“I wouldn’t have wanted to be in a band if it meant not having kids so the two are so linked. I know it sounds funny, but I feel like the choice to take music seriously and take this band seriously was in part informed by the fact that I felt like it was a career that I could be with my kids during the day and work nights,” says Slezak, who just wrapped her first solo album, which includes a song called Take Me, an anthem about childbirth. “I feel really proud of the flexibility that our family has to sleep on different floors every night and not be stuck in traditional boxes that I feel like a lot of families feel stuck in.”

Humphries, despite taking a break from the rock world, has no regrets about being able to fully focus on her children for the time being. “I feel like I’ve only just started to come out of this fog, like being able to form sentences. It’s just such a special time,” she says.

Another benefit is also unique upbringing it can offer to children: “I had a lot of guilt in the beginning whenever I had to bring my kids to venues where there’s a lot of loud music and you can’t always control a bedtime,” recalls Oh Land. “I just really had to turn that around in my head and understand that I’m also giving them a huge gift — they get to be in this creative environment.” While having kids has certainly limited her personal writing and thinking time, she says, it’s also created new depth for her art.  “What part of being a human being and having more stories to write is not appealing to hear about? The whole experience of becoming a parent, you get so many new perspectives on things, you get so many new concerns and worries, so many new joys, love in a whole new way that you haven’t experienced before,” says Oh Land. “There’s just so much more to write about.”
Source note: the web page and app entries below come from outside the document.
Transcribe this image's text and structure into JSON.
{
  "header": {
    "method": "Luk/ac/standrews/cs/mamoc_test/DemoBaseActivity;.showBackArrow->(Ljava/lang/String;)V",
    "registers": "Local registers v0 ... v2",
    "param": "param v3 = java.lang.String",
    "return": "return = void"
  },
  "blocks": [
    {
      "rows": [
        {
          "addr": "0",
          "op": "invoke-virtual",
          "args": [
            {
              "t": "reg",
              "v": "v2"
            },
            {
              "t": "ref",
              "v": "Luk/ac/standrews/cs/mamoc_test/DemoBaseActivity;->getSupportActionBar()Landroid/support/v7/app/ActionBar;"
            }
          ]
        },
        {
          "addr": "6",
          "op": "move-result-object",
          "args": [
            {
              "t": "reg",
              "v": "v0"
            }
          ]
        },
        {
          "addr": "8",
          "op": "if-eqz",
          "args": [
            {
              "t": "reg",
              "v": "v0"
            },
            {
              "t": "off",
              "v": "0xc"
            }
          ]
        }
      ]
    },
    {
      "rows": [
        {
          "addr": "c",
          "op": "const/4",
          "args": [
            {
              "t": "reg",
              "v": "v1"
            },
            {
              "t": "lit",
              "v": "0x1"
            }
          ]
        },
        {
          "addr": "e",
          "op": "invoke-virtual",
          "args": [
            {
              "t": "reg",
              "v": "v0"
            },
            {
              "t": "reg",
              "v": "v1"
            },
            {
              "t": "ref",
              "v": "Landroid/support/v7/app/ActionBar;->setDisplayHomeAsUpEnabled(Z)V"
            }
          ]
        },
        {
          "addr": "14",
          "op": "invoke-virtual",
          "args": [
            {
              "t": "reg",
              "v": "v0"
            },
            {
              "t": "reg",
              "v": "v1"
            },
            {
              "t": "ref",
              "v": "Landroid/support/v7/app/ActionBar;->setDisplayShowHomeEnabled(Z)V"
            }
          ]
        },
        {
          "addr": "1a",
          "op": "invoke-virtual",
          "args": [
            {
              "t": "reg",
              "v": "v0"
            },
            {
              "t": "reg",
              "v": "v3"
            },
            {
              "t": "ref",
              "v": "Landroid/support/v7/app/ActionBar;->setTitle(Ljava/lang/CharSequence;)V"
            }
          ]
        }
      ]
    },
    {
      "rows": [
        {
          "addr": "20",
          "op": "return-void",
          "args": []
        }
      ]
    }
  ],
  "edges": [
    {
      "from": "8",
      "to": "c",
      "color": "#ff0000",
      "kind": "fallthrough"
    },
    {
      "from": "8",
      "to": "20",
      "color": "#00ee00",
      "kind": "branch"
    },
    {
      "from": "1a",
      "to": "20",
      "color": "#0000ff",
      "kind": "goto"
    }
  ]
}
But the artists can’t help but ask if there should be a better way. At the end of the day, a huge chasm separates the epic pregnancy celebrations of established superstars — Katy Perry in her own music video, Cardi B at the BET awards, Beyoncé at the VMAs — from the struggles of up-and-comers who don’t know if their bank accounts, labels, or fledgling fanbases will accept their choice to have a kid. “I felt like my career was my baby,” says Lynn, thinking back to her initial panic in confronting the positive pregnancy tests. “And having a baby would force me to choose or betray my career.”